DATA
========

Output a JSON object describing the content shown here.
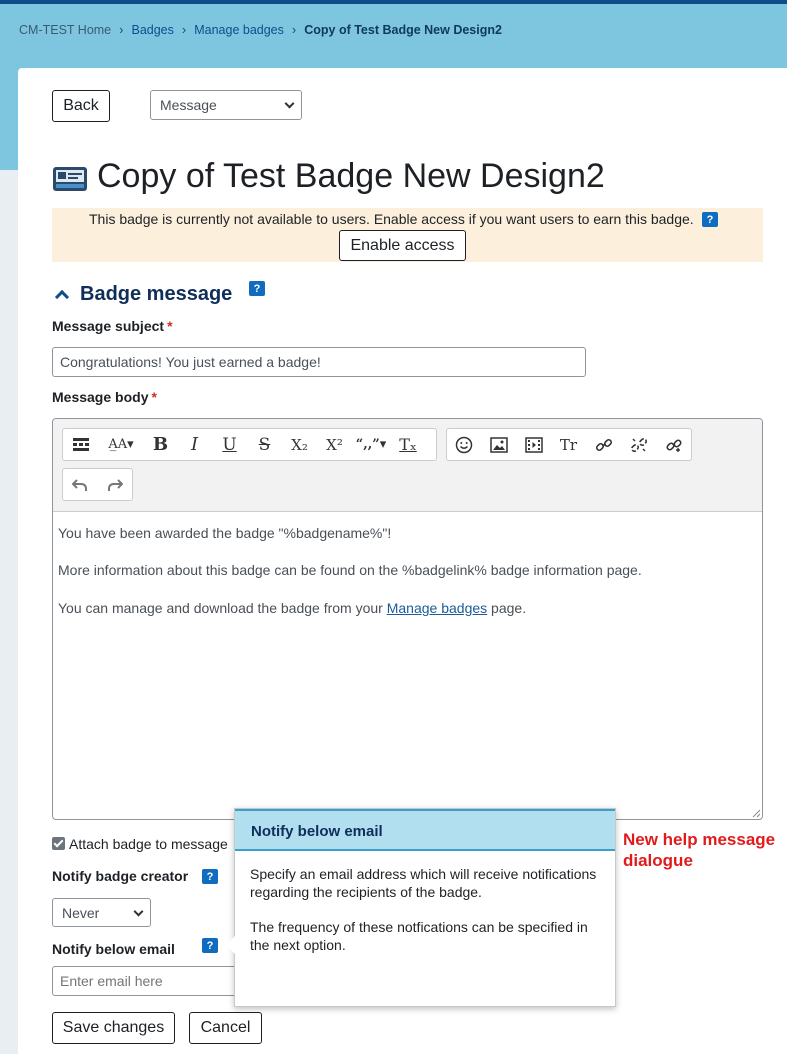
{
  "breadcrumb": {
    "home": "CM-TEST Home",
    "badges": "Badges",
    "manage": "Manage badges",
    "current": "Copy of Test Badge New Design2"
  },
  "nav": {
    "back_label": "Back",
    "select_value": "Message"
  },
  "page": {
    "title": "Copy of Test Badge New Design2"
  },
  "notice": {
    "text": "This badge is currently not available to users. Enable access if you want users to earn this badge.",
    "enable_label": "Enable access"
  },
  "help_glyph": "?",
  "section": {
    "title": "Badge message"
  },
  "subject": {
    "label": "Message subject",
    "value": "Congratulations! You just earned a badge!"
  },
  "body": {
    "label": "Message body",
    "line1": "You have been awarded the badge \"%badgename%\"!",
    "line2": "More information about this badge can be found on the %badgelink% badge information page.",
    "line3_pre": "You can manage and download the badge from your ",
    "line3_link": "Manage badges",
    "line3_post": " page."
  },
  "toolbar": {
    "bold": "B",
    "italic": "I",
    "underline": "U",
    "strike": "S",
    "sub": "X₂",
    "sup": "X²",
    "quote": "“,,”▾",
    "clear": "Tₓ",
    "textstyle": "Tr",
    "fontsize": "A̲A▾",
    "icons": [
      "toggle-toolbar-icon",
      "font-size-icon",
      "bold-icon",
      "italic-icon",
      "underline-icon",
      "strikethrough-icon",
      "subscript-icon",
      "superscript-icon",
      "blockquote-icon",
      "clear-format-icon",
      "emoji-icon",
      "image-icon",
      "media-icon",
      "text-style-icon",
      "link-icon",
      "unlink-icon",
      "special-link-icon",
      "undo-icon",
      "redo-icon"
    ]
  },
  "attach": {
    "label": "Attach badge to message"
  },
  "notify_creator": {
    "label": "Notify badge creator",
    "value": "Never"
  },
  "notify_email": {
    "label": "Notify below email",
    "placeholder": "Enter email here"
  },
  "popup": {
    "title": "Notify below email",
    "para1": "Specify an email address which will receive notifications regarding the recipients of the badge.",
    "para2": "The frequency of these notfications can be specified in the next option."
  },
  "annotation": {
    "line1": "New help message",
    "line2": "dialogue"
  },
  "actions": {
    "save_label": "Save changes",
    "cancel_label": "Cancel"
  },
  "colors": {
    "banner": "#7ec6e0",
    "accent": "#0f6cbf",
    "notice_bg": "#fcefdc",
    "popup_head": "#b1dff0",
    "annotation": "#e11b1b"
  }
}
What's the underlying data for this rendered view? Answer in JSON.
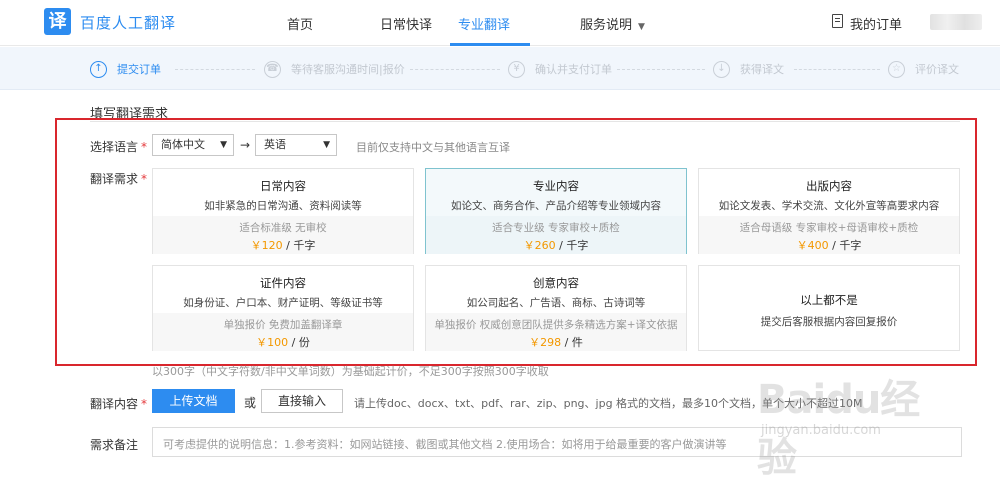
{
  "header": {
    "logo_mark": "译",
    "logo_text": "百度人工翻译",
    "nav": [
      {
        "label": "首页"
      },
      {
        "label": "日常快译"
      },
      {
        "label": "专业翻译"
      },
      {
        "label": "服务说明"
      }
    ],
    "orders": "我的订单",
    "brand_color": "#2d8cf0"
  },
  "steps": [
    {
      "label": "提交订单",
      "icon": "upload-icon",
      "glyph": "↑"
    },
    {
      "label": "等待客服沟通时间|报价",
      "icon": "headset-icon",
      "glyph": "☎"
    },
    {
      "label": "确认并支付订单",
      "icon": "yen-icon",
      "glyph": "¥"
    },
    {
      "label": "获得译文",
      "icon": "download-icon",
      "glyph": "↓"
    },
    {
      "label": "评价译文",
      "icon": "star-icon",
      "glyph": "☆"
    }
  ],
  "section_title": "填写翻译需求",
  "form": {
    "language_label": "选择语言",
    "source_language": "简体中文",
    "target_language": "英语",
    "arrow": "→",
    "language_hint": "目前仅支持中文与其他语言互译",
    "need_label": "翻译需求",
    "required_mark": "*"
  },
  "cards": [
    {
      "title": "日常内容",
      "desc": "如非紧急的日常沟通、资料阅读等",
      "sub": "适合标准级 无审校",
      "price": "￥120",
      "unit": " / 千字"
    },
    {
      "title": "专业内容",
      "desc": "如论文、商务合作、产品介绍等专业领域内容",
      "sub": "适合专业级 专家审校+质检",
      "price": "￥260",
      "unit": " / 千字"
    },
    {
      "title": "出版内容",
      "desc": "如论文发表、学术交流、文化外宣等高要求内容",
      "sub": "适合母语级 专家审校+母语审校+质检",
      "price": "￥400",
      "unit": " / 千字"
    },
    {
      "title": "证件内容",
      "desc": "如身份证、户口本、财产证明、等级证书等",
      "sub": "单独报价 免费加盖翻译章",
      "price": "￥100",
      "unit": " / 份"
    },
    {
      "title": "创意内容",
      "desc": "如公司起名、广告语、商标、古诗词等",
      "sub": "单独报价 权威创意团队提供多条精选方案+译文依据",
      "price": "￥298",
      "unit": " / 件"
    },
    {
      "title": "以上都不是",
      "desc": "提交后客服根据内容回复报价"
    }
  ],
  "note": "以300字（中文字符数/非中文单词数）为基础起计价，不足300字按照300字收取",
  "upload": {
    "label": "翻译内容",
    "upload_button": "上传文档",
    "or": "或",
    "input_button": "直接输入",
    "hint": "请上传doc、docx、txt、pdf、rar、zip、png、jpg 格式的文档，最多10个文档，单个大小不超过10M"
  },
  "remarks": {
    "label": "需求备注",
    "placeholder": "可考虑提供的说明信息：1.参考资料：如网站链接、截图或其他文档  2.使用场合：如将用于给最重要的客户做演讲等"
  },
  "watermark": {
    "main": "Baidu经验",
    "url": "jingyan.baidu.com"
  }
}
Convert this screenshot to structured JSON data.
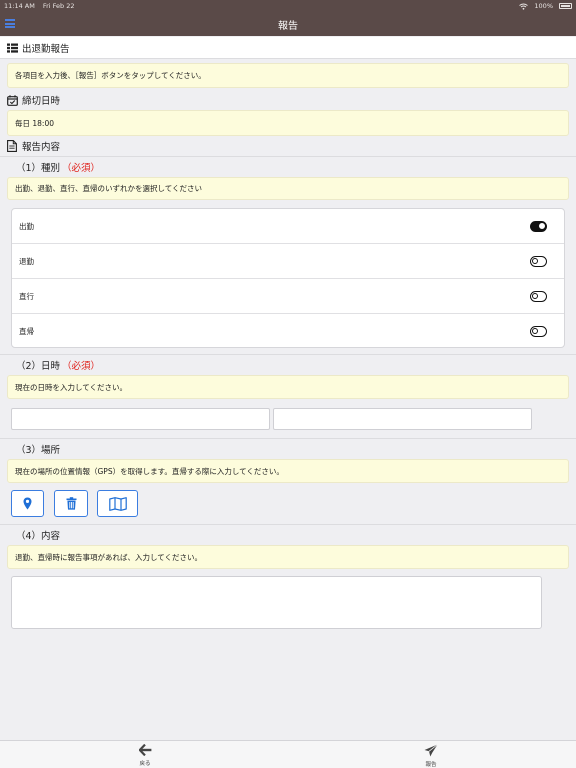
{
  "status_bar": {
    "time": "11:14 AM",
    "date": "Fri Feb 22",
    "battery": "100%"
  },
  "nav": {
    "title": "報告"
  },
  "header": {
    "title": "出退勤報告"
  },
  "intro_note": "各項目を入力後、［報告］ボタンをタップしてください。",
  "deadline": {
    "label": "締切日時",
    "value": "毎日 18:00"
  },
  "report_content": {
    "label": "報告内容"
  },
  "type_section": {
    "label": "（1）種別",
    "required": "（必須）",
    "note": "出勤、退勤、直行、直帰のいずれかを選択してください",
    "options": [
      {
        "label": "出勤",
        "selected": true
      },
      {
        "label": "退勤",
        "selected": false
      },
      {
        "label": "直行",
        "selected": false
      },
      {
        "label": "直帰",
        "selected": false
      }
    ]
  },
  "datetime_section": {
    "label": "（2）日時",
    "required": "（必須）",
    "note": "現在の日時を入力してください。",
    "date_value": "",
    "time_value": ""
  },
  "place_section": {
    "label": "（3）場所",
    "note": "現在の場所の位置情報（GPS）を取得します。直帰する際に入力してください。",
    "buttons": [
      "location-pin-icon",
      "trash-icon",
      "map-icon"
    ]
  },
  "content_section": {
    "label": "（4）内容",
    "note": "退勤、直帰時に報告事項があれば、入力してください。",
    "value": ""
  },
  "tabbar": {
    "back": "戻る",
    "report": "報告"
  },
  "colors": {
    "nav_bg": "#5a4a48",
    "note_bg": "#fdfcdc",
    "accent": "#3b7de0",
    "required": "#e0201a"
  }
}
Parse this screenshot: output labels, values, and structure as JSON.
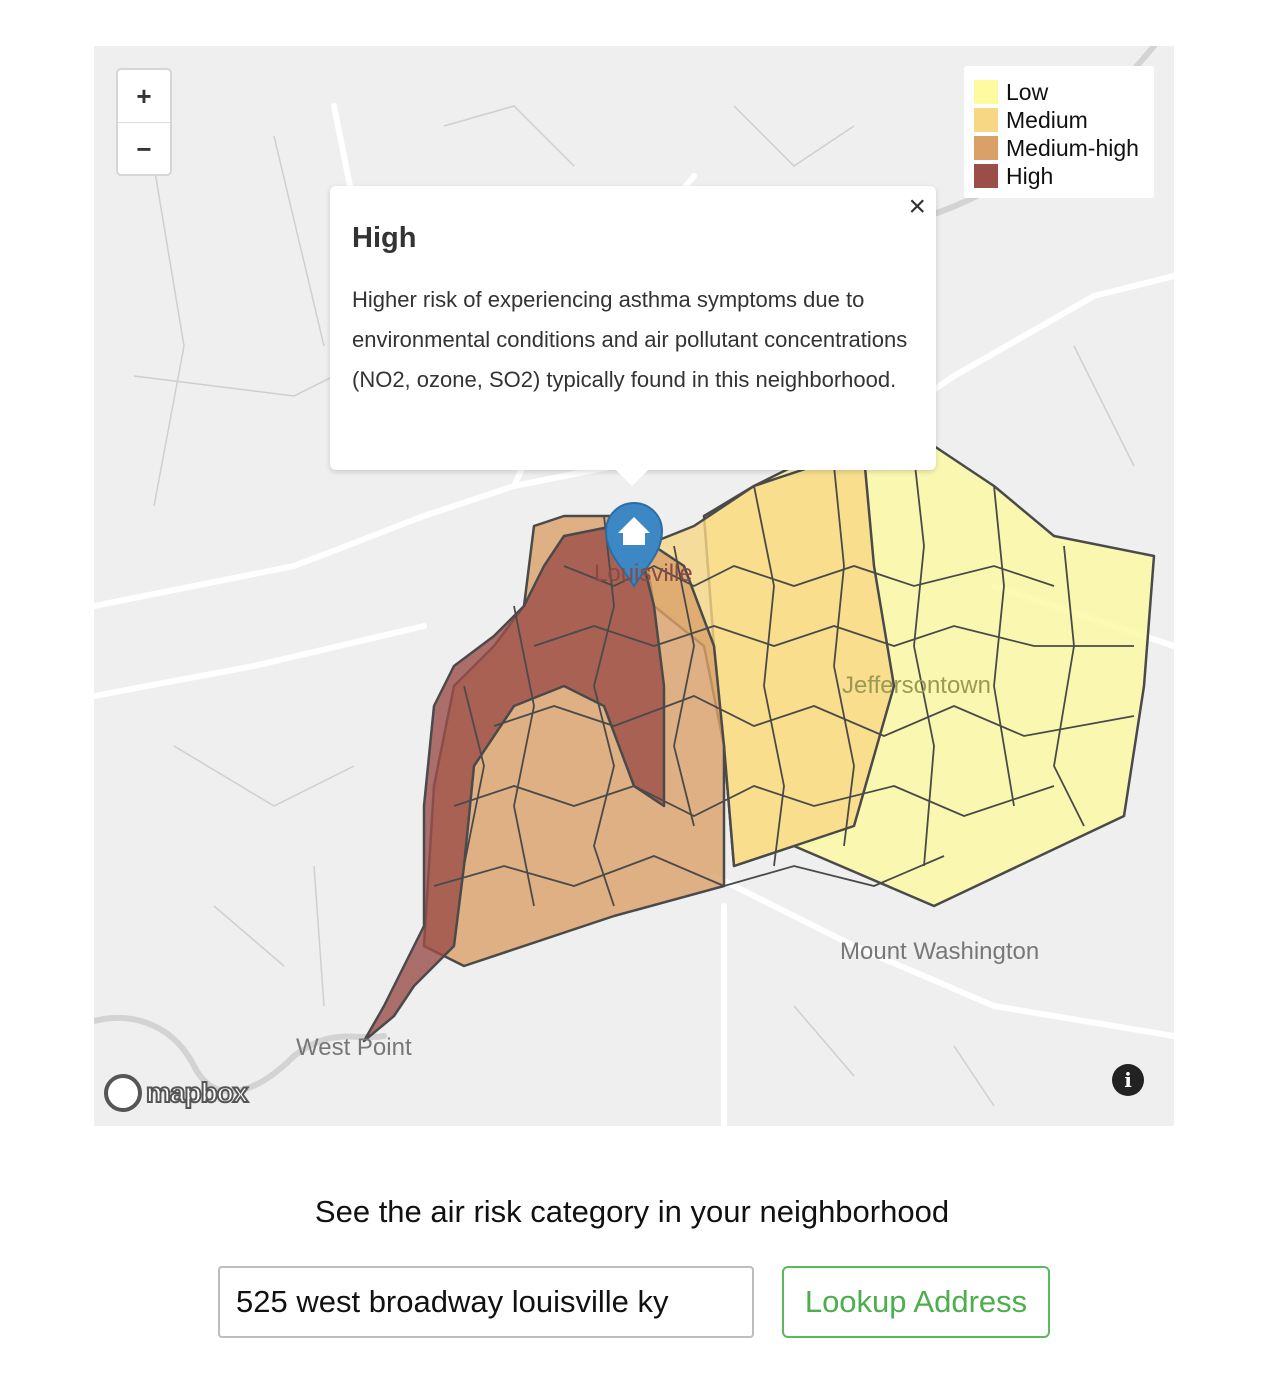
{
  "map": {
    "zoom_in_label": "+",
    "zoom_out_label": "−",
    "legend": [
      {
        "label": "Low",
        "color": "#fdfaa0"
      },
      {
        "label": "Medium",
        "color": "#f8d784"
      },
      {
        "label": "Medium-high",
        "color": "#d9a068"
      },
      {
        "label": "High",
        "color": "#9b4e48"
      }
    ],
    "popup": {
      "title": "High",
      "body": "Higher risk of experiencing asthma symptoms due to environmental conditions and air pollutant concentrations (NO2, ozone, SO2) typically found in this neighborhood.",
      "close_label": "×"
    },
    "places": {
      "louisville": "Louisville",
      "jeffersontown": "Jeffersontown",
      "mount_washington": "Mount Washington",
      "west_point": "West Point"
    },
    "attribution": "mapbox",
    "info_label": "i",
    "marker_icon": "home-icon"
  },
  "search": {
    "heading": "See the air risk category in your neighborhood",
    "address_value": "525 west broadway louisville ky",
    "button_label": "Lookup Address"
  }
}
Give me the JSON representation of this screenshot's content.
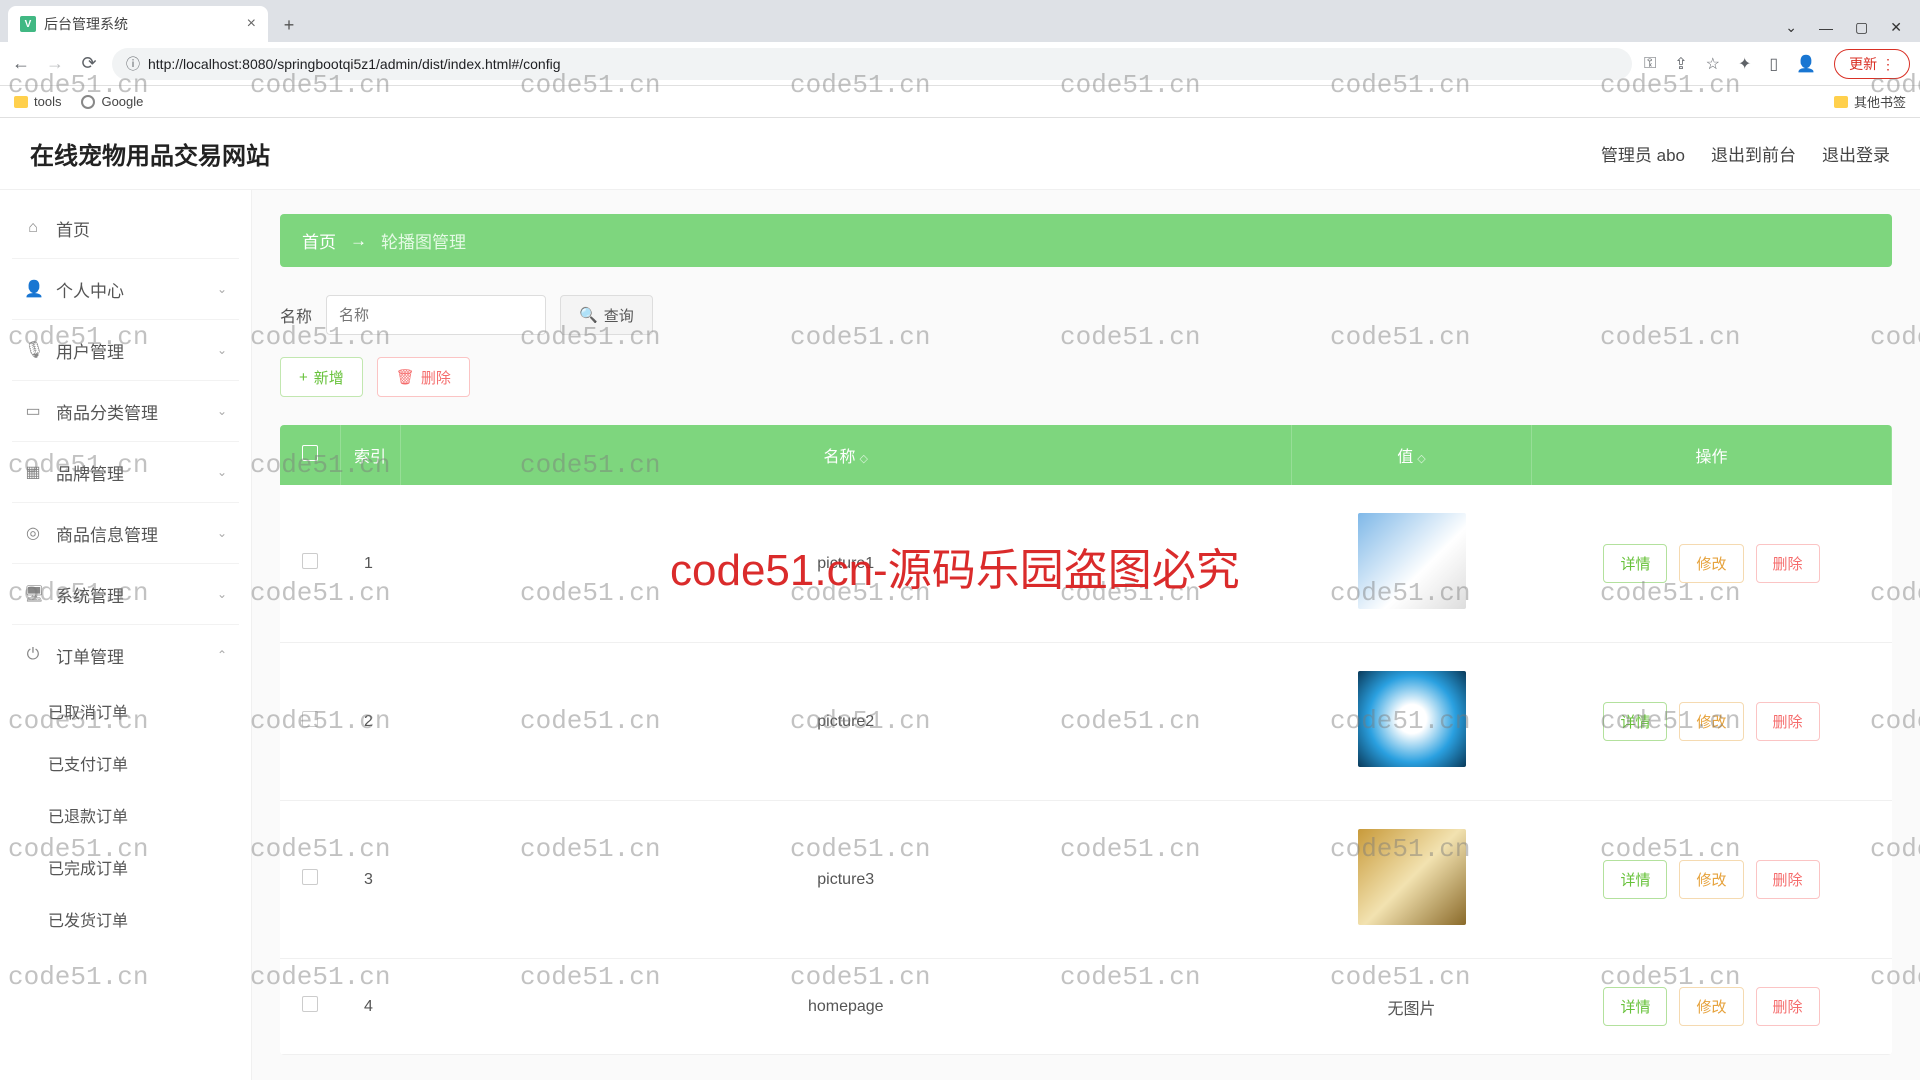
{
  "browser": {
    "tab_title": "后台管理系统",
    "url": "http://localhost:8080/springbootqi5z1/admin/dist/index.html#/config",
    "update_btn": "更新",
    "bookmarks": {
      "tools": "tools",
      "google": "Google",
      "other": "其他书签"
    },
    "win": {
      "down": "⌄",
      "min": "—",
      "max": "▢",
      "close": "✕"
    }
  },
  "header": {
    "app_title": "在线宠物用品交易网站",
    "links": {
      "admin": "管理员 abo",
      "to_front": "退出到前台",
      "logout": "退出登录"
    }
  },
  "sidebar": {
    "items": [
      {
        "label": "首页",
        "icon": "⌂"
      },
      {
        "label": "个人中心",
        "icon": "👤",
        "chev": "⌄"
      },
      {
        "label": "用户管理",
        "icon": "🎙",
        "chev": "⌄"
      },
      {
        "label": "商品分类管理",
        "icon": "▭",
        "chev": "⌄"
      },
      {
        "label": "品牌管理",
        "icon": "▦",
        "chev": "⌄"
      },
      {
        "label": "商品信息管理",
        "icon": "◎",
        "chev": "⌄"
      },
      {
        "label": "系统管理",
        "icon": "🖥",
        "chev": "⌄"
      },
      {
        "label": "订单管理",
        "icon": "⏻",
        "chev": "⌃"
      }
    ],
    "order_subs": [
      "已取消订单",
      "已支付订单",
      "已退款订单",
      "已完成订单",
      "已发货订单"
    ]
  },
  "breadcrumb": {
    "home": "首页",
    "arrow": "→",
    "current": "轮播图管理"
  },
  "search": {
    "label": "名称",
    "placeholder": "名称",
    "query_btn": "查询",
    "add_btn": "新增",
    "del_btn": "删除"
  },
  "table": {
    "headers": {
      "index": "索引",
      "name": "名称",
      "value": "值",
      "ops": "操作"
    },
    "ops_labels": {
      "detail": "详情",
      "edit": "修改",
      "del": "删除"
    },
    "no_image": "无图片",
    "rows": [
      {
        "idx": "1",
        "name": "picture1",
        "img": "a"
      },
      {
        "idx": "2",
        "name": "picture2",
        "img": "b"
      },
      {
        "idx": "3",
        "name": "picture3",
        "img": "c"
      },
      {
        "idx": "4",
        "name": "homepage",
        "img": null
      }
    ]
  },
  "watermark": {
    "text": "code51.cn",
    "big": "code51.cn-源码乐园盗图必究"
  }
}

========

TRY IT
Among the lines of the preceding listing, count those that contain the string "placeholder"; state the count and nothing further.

RESULT BELOW
3